Drama as powerful and captivating as this is rarely found at the cinema these days. Perhaps because of the influence of and sizeable chunks of Swan Lake used in the film, Black Swan has the sensual quality of a stage production. Frequently it is flinchingly shocking. Acclaimed director Darren Aronofsky ratchets up the tension and paranoia to chilling, unsettling but completely compelling levels. The whole thing is a visual feast. Most surprisingly of all, given the sheer number of scares jostling for position and all the hype around the film, there were more than a handful of moments in which the auditorium was plagued by infectious giggles.

Most of these laughs come via Vincent Cassel’s Thomas Leroy, director of the New York ballet company. He is amusingly frank with Natalie Portman’s Nina, as is Mila Kunis as Nina’s dancing rival Lily. Both of these supporting cast members give excellent performances but it’s Portman’s Oscar worthy turn rightly stealing the headlines. In the past I’ve found her acting irritating, especially her regular appearances as an English rose type figure, with stereotypical accent. She was the only thing I mildly disliked about V for Vendetta. But here Portman’s character is meant to be prissy and annoying, and despite this as her delusions worsen and multiply you find yourself rooting for her to overcome her demons. Her portrayal of mental confusion and paranoia spiralling into madness is startling.

Barbara Hershey plays Nina’s controlling mother, who has projected her disappointments from her own curtailed career onto her daughter. In a sickly sweet, cotton ball world at home Nina lives as a little girl, primed only to succeed as a dancer. This suffocating environment is far from helpful as Nina works to try and embrace the role of evil, seductive Black Swan as well as the pure, fragile and perfect White Swan Queen. Her director continually tells her to loosen up and the suffocation from Nina’s home life spread throughout the film, haunting her and the audience. Nina projects her own anxieties onto the confident, relaxed Lily, who soon becomes a recurring, taunting theme in her fantasies.

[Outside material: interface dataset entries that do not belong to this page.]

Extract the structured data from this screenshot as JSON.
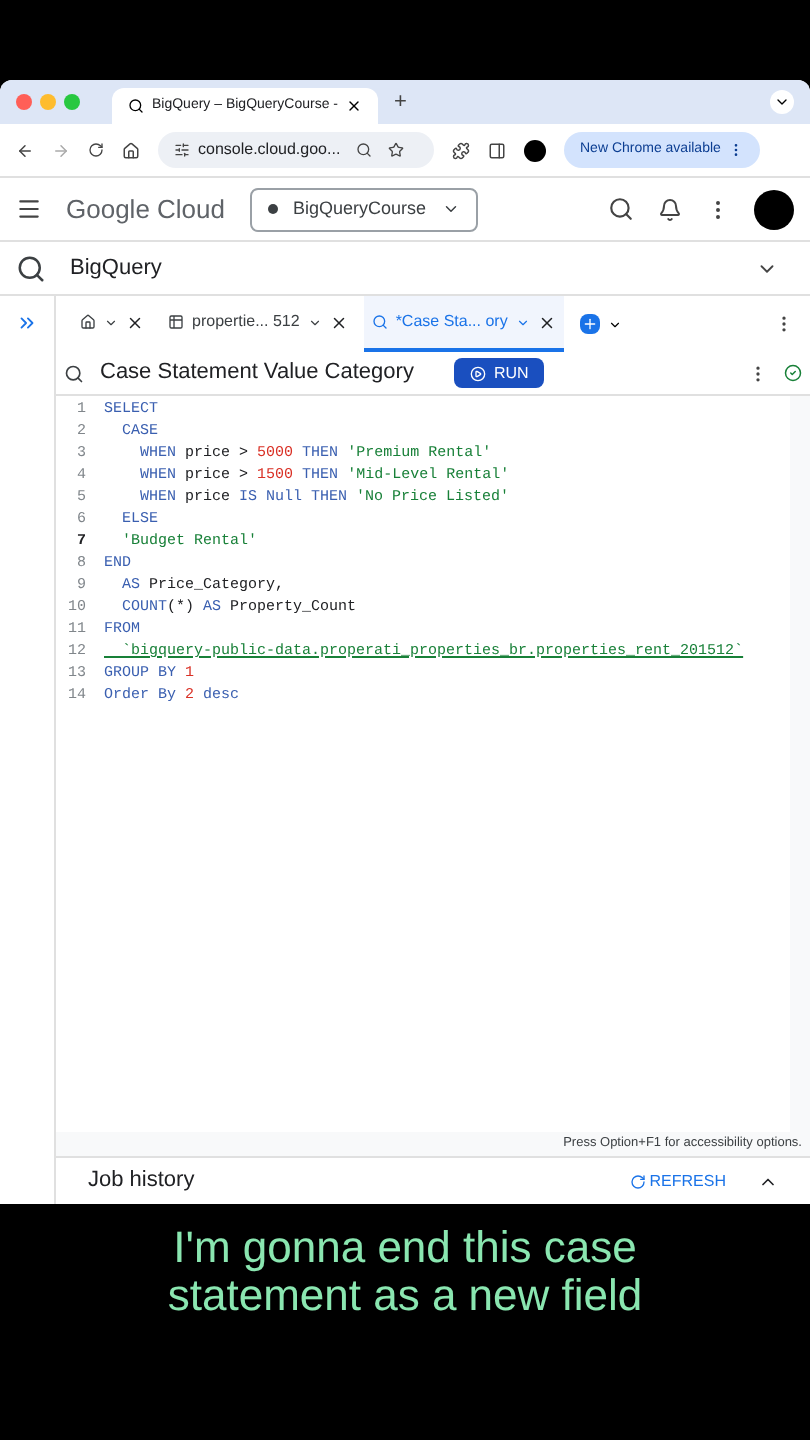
{
  "browser": {
    "tab_title": "BigQuery – BigQueryCourse -",
    "new_tab": "+",
    "url": "console.cloud.goo...",
    "update_button": "New Chrome available"
  },
  "header": {
    "product": "Google Cloud",
    "project": "BigQueryCourse"
  },
  "section": {
    "title": "BigQuery"
  },
  "editor_tabs": [
    {
      "kind": "home",
      "selected": false
    },
    {
      "kind": "table",
      "label": "propertie... 512",
      "selected": false
    },
    {
      "kind": "query",
      "label": "*Case Sta... ory",
      "selected": true
    }
  ],
  "query": {
    "title": "Case Statement Value Category",
    "run_button": "RUN"
  },
  "code_lines": [
    {
      "number": "1",
      "current": false,
      "tokens": [
        {
          "kind": "keyword",
          "text": "SELECT"
        }
      ]
    },
    {
      "number": "2",
      "current": false,
      "tokens": [
        {
          "kind": "keyword",
          "text": "  CASE"
        }
      ]
    },
    {
      "number": "3",
      "current": false,
      "tokens": [
        {
          "kind": "keyword",
          "text": "    WHEN"
        },
        {
          "kind": "identifier",
          "text": " price > "
        },
        {
          "kind": "number",
          "text": "5000"
        },
        {
          "kind": "keyword",
          "text": " THEN "
        },
        {
          "kind": "string",
          "text": "'Premium Rental'"
        }
      ]
    },
    {
      "number": "4",
      "current": false,
      "tokens": [
        {
          "kind": "keyword",
          "text": "    WHEN"
        },
        {
          "kind": "identifier",
          "text": " price > "
        },
        {
          "kind": "number",
          "text": "1500"
        },
        {
          "kind": "keyword",
          "text": " THEN "
        },
        {
          "kind": "string",
          "text": "'Mid-Level Rental'"
        }
      ]
    },
    {
      "number": "5",
      "current": false,
      "tokens": [
        {
          "kind": "keyword",
          "text": "    WHEN"
        },
        {
          "kind": "identifier",
          "text": " price "
        },
        {
          "kind": "keyword",
          "text": "IS Null THEN "
        },
        {
          "kind": "string",
          "text": "'No Price Listed'"
        }
      ]
    },
    {
      "number": "6",
      "current": false,
      "tokens": [
        {
          "kind": "keyword",
          "text": "  ELSE"
        }
      ]
    },
    {
      "number": "7",
      "current": true,
      "tokens": [
        {
          "kind": "string",
          "text": "  'Budget Rental'"
        }
      ]
    },
    {
      "number": "8",
      "current": false,
      "tokens": [
        {
          "kind": "keyword",
          "text": "END"
        }
      ]
    },
    {
      "number": "9",
      "current": false,
      "tokens": [
        {
          "kind": "keyword",
          "text": "  AS"
        },
        {
          "kind": "identifier",
          "text": " Price_Category,"
        }
      ]
    },
    {
      "number": "10",
      "current": false,
      "tokens": [
        {
          "kind": "keyword",
          "text": "  COUNT"
        },
        {
          "kind": "identifier",
          "text": "(*) "
        },
        {
          "kind": "keyword",
          "text": "AS"
        },
        {
          "kind": "identifier",
          "text": " Property_Count"
        }
      ]
    },
    {
      "number": "11",
      "current": false,
      "tokens": [
        {
          "kind": "keyword",
          "text": "FROM"
        }
      ]
    },
    {
      "number": "12",
      "current": false,
      "tokens": [
        {
          "kind": "table",
          "text": "  `bigquery-public-data.properati_properties_br.properties_rent_201512`"
        }
      ]
    },
    {
      "number": "13",
      "current": false,
      "tokens": [
        {
          "kind": "keyword",
          "text": "GROUP BY "
        },
        {
          "kind": "number",
          "text": "1"
        }
      ]
    },
    {
      "number": "14",
      "current": false,
      "tokens": [
        {
          "kind": "keyword",
          "text": "Order By "
        },
        {
          "kind": "number",
          "text": "2"
        },
        {
          "kind": "keyword",
          "text": " desc"
        }
      ]
    }
  ],
  "accessibility_hint": "Press Option+F1 for accessibility options.",
  "job_history": {
    "title": "Job history",
    "refresh_button": "REFRESH"
  },
  "caption": "I'm gonna end this case statement as a new field"
}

At the beginning of the film, Cassel’s director tells his dancers his will be a “visceral” reworking of Swan Lake. And Black Swan is certainly visceral. Of course it touches on all the themes I mentioned earlier, but in reality it’s far too over the top to explore them properly. Above all else it is a fantastical and theatrical story. You’ll be gripped by the drama, haunted and confused by the plot. Sucked in by claustrophobic visuals, charmed by stunning dance sequences and engaged by superb acting; Black Swan has a bit of everything and its vividness is inexplicable. You won’t see anything more sensual this year.